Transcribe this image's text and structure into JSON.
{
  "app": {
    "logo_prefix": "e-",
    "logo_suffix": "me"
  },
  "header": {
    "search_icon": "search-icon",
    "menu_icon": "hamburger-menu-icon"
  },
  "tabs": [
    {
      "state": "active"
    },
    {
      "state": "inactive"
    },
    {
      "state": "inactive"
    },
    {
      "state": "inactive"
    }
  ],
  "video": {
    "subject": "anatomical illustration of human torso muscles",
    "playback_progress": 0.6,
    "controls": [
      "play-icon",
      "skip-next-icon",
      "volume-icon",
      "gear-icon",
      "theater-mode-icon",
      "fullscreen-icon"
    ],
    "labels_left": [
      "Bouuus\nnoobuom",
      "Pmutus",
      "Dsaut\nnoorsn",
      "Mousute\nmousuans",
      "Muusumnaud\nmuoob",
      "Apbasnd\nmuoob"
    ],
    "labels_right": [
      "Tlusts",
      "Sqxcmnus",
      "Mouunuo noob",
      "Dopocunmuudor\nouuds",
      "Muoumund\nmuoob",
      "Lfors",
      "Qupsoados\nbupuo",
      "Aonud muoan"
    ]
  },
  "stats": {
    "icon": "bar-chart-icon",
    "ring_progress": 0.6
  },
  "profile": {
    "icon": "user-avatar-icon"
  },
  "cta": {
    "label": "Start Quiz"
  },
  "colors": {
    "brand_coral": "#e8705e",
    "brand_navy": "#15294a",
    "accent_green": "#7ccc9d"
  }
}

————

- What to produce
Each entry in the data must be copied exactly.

- Response below
Transcribe this image's text and structure into JSON.
{
  "app": {
    "logo_prefix": "e-",
    "logo_suffix": "me"
  },
  "header": {
    "search_icon": "search-icon",
    "menu_icon": "hamburger-menu-icon"
  },
  "tabs": [
    {
      "state": "active"
    },
    {
      "state": "inactive"
    },
    {
      "state": "inactive"
    },
    {
      "state": "inactive"
    }
  ],
  "video": {
    "subject": "anatomical illustration of human torso muscles",
    "playback_progress": 0.6,
    "controls": [
      "play-icon",
      "skip-next-icon",
      "volume-icon",
      "gear-icon",
      "theater-mode-icon",
      "fullscreen-icon"
    ],
    "labels_left": [
      "Bouuus\nnoobuom",
      "Pmutus",
      "Dsaut\nnoorsn",
      "Mousute\nmousuans",
      "Muusumnaud\nmuoob",
      "Apbasnd\nmuoob"
    ],
    "labels_right": [
      "Tlusts",
      "Sqxcmnus",
      "Mouunuo noob",
      "Dopocunmuudor\nouuds",
      "Muoumund\nmuoob",
      "Lfors",
      "Qupsoados\nbupuo",
      "Aonud muoan"
    ]
  },
  "stats": {
    "icon": "bar-chart-icon",
    "ring_progress": 0.6
  },
  "profile": {
    "icon": "user-avatar-icon"
  },
  "cta": {
    "label": "Start Quiz"
  },
  "colors": {
    "brand_coral": "#e8705e",
    "brand_navy": "#15294a",
    "accent_green": "#7ccc9d"
  }
}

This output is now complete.